On behalf of Bebout, Potere, Cox & Bennion, P.C. posted in estate planning on Monday, February 13, 2017.
Many people who have heard about the estate tax, also known as the death tax, are worried about how to protect their assets. As estate taxes could wind up compromising up to 50 percent of the value of people’s estates if left unchecked, it is critically important to seek estate planning guidance from an experienced attorney if your estate is significant enough to be affected by this tax after you have passed away.
While most people think about their assets when it comes to the value of their home, cars, and investment portfolios, people who run their own business have an entirely separate issue to worry about when it comes to the estate tax. Without careful planning in the years leading up to the owner’s death, the family-owned business could fall victim to the estate tax as well.

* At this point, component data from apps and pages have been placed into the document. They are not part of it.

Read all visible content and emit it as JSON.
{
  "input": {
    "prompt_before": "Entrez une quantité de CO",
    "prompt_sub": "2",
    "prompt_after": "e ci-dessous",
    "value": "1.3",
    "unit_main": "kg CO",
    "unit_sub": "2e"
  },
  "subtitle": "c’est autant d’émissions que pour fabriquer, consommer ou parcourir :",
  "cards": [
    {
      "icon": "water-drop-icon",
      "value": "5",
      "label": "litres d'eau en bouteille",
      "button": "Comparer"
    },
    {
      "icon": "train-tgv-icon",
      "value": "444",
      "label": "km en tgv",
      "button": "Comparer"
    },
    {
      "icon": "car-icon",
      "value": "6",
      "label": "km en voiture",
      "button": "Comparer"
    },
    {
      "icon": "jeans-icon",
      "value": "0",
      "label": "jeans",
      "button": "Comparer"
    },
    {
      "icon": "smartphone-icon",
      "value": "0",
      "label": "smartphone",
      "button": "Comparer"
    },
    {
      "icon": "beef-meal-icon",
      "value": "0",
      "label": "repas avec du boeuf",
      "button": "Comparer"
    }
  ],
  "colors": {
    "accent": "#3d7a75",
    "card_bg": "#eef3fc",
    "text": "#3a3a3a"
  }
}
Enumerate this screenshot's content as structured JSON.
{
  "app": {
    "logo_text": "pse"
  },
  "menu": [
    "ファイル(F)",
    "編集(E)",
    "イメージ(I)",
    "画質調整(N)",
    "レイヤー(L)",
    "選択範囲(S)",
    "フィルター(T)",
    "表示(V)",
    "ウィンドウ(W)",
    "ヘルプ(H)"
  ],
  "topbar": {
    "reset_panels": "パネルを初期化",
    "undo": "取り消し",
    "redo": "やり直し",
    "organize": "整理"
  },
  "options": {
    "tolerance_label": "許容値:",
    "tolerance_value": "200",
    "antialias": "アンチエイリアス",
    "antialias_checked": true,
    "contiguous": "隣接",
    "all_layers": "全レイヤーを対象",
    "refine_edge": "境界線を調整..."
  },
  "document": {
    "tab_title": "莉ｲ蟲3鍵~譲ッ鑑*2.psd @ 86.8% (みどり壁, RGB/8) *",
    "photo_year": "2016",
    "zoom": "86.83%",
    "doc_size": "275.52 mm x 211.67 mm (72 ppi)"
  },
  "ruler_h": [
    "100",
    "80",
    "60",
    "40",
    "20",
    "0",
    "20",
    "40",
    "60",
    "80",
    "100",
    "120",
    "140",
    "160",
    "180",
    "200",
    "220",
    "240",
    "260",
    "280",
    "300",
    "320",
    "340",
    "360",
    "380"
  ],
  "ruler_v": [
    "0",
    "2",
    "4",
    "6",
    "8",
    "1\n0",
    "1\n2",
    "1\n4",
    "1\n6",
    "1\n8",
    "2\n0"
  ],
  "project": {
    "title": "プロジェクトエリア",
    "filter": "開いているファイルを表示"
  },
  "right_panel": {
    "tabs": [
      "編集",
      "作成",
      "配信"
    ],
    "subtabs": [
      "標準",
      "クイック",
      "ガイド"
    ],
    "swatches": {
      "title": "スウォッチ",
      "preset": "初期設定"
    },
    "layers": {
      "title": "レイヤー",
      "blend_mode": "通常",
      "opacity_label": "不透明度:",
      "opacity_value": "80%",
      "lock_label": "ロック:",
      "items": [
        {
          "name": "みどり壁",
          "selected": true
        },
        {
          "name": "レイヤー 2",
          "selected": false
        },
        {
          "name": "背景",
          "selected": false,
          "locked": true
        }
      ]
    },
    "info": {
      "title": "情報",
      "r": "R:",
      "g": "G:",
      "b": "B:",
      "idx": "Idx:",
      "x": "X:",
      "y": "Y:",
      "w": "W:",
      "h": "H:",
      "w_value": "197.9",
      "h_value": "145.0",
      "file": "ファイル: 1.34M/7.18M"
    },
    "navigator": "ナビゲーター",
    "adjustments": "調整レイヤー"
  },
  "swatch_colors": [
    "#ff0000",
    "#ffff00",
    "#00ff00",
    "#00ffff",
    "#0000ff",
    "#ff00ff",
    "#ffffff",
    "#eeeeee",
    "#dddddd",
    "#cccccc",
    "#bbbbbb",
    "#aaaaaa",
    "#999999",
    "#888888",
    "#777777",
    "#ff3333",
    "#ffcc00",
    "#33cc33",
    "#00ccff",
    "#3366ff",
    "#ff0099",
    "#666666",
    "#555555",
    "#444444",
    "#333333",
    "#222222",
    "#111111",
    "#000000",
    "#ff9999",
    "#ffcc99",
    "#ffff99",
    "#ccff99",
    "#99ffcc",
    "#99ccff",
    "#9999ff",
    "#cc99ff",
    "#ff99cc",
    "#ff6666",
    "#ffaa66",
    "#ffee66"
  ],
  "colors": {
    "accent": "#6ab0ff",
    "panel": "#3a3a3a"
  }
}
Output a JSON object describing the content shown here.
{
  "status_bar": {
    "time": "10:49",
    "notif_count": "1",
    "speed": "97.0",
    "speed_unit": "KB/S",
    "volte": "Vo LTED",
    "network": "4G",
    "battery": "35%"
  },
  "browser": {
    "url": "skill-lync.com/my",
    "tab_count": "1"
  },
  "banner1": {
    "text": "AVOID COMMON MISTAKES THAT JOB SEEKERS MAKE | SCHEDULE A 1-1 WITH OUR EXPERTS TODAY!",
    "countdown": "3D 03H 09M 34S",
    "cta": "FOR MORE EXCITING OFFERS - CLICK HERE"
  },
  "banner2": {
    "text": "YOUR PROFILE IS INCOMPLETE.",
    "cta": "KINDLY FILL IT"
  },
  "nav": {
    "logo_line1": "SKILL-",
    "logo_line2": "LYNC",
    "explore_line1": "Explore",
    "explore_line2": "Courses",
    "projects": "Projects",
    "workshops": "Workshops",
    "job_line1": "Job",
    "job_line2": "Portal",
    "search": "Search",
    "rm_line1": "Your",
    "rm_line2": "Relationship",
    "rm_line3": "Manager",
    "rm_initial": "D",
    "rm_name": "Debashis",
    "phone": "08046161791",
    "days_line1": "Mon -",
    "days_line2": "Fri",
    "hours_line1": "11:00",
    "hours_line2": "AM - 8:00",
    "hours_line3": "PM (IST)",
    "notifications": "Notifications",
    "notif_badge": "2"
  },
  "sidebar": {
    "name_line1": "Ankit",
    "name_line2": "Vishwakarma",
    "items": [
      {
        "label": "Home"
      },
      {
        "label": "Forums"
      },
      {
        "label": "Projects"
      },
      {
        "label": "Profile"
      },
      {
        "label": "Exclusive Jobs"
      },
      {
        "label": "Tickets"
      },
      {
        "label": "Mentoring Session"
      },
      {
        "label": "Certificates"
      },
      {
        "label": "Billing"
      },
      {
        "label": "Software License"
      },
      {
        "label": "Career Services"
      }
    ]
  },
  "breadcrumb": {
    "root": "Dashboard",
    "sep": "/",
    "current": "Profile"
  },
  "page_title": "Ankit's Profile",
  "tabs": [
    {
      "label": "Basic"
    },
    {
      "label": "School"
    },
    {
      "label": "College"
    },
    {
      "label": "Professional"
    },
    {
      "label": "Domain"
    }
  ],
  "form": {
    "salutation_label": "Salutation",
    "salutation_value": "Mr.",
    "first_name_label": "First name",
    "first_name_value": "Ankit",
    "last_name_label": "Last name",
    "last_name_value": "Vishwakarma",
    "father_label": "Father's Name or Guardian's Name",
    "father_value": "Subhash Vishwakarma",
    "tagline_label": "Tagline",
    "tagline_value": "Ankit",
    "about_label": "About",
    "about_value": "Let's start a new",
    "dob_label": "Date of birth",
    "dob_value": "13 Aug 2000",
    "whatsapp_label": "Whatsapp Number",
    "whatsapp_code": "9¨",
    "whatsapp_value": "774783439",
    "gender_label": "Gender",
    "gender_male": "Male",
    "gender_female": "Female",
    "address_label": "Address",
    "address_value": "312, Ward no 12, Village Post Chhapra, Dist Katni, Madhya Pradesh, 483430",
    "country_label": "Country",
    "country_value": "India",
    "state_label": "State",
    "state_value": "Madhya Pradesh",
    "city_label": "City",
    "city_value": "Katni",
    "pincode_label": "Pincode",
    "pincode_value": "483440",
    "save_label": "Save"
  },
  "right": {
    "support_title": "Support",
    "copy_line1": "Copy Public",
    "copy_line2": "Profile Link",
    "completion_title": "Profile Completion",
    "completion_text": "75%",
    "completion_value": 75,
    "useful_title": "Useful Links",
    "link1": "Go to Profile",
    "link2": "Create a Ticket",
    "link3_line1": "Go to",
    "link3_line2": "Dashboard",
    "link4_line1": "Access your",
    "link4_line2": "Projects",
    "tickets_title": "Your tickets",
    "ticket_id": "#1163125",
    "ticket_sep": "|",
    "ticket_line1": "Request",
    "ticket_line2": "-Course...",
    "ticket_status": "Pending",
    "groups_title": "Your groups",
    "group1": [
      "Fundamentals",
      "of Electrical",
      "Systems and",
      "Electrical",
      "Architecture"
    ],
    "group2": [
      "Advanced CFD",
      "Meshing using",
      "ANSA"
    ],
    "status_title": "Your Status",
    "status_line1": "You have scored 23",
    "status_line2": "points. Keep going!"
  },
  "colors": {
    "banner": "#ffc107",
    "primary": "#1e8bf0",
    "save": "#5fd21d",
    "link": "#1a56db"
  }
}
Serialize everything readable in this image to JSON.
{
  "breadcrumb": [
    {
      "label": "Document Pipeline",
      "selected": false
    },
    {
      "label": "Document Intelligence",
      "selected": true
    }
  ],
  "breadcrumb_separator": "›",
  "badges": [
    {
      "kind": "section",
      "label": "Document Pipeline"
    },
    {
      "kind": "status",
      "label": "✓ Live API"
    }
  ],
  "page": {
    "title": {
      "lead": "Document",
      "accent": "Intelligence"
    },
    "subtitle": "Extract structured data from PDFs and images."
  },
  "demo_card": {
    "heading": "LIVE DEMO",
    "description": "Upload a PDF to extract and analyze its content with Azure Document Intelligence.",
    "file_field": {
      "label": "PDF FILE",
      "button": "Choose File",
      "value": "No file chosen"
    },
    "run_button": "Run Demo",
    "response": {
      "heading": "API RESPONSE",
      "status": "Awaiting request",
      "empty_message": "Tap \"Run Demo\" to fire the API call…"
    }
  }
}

The American Dream?
People who think about the “American Dream” often think about a family working hard to build up a small business that is used to support themselves and their children while providing for their community. This version of the American dream is alive and well as reflected by the number of people who either run their own business or who are employed by one of these businesses.
Many of these businesses are passed down from generation to generation; however, the businesses often take a large hit as they are passed down through the generations thanks to the estate tax. Anyone running their own business should think about how their business will be passed down as soon as they open.
What are the Goals of the Business?
The first step is deciding whether or not the person who just opened their business desires to keep their business in the family or sell it when they retire. If they do desire to keep it in the family, they need to decide whether or not they are going to sell the business to their heirs or simply perform a transfer of ownership.
A third option that isn’t often considered is to give the intended heirs the choice as to whether or not to sell the business once it reaches their hands. Some children do not have the skills or desire to maneuver a family business and might desire to take this route instead.
Careful Planning is the Answer
Clearly, there are numerous options on the table and each has their pros and cons. This is where an experienced business or estate planning attorney can help. They can work with the current business owners and the intended heirs to make sure that everyone is on the same page regarding what to do with the business. Then, they can decide how best to position the business in the estate plan to make those goals happen.
Along the way, the estate planning attorney is going to ensure that the business is valued properly, that all documentation is in order, and that all potential tax issues are taken care of. Anyone with a family-owned business may benefit from contacting an experienced estate planning attorney for assistance in regards to this critical matter.